She has served in various roles in the admission process since 2010 and was chair from 2014 to 2018. She has greatly enjoyed recruiting students.
Coogan said that VUSM’s current curriculum has changed the way students incorporate pathology into their education. “Students are so much more knowledgeable about clinical medicine early on. When I was in medical school, we took histology and anatomy and biochemistry and we just had basic science at first. I remember we were chomping at the bit to see patients after two years in the classroom. The first time we saw disease was in the second year.
“Our students are now seeing patients in the clinic from the get-go. So now when we’re talking about an organ and a disease, they’ll say, ‘Oh, my gosh, I saw someone in clinic with this yesterday.’ They’re bringing in information that everyone is learning from. There’s just a completely different type of responsiveness because they’re coming in at a totally different exposure level from an early stage. It makes things stick with you so much more. If you’re in the clinics and someone is explaining the physiology of hypertension, you think about the patient you have just seen with it and you understand why it’s so important — instead of just memorizing it.”
Leading the department
Coogan said she never imagined she’d be interim chair of her department. It was never on her career to-do list. But in 2019, she succeeded Samuel Santoro, MD, PhD, the Dorothy Beryl and Theodore R. Austin Professor of Pathology who stepped down as chair. She’s busier than she ever imagined, mainly because of the COVID-19 pandemic sweeping the world. “It’s been a steep learning curve, taking over as chair during a pandemic in a department that was instrumental in developing much of the early testing for the state of Tennessee. I’ve had to learn the intricacies of the testing and supply chain issues. Our faculty have done a tremendous job and it hasn’t been easy. It’s a strange time.”

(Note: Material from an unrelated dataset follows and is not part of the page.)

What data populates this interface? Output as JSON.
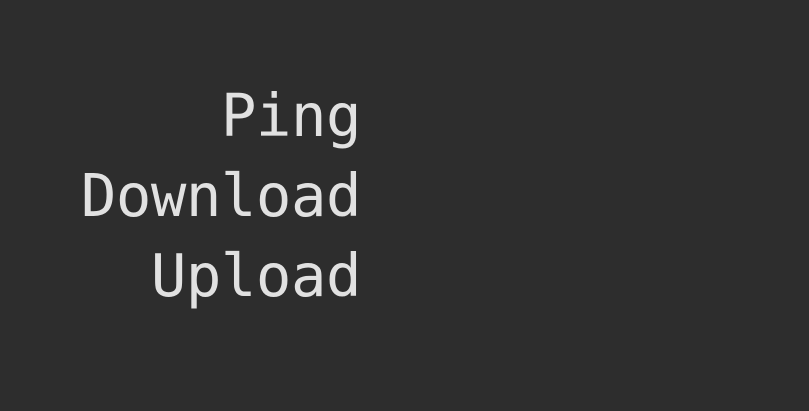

Coogan’s triplets are now 26. George lives in Boulder, Colorado, and is a consultant with KPMG, working on health care mergers and acquisitions. John is an officer in the U.S. Marine Corps, and Anne is following in her parents’ footsteps and beginning her fourth year at VUSM. Coogan led organ recitals for her daughter and her classmates during their first year. Organ recitals involve showing gross organs from autopsies and surgeries to help students understand how diseases affect various organs in the body.
Her son, Mike, 30, is in commercial real estate and beginning a fully-employed MBA program at Emory University and son Tom, 28, is a chemical engineer, also enrolled in a fully-employed MBA program at UCLA.
She’s glad she came out of retirement 11 years ago. “Kudos to Vanderbilt. They said they’d love to have me come back and it turns out there were more things that I hadn’t even thought about doing, that I ended up doing.”